=== Begin Enclosure ===

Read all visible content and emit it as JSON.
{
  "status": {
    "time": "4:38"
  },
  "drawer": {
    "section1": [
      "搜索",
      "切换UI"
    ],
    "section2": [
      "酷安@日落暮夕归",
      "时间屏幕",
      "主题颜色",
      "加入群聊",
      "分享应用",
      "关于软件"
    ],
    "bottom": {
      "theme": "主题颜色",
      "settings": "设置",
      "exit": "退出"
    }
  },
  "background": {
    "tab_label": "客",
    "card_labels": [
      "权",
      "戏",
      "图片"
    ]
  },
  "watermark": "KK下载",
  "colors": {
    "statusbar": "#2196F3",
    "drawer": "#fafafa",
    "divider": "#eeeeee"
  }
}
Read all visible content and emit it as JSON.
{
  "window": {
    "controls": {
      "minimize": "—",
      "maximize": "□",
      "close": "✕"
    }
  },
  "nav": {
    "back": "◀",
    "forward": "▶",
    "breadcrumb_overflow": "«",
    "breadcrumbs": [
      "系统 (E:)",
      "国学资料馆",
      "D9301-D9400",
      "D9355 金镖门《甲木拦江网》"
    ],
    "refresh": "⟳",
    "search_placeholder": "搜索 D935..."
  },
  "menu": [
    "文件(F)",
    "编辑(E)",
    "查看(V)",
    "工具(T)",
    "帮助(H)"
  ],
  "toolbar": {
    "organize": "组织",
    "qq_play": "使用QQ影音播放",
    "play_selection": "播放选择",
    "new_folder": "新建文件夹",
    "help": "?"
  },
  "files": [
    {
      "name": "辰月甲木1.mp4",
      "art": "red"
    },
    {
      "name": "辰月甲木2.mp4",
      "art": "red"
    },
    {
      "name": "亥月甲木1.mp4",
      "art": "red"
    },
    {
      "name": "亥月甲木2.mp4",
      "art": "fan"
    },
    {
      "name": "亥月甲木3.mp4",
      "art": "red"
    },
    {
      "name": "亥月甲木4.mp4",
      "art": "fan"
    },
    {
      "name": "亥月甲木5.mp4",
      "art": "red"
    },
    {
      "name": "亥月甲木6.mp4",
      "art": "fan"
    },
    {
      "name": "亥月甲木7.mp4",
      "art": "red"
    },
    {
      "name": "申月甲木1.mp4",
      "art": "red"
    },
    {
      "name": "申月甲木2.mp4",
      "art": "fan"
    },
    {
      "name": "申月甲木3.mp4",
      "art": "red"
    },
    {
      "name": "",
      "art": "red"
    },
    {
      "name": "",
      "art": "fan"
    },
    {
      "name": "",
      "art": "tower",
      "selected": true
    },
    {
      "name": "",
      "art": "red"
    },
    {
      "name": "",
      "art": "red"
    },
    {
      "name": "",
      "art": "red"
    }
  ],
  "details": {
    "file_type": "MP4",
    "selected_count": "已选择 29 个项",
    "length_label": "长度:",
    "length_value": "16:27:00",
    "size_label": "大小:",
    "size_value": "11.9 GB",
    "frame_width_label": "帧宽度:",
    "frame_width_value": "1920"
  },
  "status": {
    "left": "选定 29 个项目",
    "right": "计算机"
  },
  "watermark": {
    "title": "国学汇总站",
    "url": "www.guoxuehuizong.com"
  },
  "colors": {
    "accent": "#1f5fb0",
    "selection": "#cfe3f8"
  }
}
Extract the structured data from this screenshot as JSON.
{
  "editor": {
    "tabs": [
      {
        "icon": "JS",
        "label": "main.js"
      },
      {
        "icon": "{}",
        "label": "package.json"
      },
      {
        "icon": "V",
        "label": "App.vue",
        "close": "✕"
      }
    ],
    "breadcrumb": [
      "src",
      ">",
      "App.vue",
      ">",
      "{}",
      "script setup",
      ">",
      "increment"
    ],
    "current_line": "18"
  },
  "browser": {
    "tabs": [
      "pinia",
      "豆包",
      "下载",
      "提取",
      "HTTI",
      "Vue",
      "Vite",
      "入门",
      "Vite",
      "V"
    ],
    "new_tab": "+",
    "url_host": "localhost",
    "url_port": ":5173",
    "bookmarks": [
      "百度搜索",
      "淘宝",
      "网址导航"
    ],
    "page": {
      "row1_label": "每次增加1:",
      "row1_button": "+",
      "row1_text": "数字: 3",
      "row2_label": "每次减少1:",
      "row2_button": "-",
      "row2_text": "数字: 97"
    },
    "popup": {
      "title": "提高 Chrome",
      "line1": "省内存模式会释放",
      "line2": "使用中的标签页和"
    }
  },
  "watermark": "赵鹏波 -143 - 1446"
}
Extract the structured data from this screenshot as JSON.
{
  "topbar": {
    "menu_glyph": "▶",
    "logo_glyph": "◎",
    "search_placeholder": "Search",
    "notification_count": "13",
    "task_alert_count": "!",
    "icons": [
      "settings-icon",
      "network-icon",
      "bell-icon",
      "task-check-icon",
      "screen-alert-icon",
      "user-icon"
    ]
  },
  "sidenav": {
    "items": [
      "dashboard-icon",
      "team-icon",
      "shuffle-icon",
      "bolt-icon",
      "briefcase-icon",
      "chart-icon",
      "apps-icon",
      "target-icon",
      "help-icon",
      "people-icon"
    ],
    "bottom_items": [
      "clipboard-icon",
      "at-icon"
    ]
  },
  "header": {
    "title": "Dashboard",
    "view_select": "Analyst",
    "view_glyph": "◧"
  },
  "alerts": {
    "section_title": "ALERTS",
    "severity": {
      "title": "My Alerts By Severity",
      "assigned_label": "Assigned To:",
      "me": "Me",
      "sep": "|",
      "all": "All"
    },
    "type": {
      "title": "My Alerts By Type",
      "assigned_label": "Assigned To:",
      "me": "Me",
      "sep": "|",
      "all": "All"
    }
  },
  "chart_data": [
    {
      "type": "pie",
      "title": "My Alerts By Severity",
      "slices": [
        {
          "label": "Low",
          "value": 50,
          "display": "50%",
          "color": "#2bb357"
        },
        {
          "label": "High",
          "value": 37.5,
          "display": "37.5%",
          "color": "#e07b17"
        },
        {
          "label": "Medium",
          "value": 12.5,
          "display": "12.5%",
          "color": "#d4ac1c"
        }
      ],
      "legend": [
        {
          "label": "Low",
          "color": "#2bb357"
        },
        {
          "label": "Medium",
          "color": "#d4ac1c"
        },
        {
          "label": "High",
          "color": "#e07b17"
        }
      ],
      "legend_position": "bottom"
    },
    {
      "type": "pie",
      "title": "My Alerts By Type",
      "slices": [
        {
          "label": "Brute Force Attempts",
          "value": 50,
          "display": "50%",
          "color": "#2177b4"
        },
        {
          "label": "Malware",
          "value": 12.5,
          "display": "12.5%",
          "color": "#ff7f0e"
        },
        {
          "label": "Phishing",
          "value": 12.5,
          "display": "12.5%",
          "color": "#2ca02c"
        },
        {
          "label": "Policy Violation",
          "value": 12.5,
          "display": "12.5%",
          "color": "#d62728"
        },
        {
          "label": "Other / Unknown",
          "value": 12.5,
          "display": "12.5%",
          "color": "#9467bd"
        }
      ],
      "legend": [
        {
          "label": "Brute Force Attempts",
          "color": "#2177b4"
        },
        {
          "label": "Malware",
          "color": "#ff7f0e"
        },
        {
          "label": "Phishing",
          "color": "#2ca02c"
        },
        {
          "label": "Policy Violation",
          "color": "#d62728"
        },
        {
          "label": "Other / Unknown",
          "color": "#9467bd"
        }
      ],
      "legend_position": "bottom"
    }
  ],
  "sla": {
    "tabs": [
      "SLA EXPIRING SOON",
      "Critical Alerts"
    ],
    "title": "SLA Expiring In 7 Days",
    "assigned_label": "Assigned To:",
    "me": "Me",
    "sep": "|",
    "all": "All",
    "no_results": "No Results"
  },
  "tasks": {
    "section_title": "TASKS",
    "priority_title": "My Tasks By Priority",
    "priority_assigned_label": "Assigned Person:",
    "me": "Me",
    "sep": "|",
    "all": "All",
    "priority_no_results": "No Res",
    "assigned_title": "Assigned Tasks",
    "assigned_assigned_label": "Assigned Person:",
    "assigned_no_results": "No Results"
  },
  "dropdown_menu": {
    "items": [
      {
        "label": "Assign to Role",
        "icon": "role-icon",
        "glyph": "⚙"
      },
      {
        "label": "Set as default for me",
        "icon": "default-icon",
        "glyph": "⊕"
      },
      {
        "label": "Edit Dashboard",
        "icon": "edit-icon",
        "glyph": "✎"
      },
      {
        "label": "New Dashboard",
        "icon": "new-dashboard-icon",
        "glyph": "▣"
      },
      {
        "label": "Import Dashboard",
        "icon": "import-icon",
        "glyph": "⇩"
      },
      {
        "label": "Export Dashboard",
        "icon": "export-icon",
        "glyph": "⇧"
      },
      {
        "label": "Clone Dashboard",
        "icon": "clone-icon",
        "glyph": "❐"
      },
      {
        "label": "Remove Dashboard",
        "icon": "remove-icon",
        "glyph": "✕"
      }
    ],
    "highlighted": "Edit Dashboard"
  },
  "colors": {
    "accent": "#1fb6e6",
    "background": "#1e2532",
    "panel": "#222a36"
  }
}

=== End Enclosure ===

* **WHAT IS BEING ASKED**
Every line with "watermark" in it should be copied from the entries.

* **TASK SOLUTION**
  "watermark": "KK下载",
  "watermark": {
  "watermark": "赵鹏波 -143 - 1446"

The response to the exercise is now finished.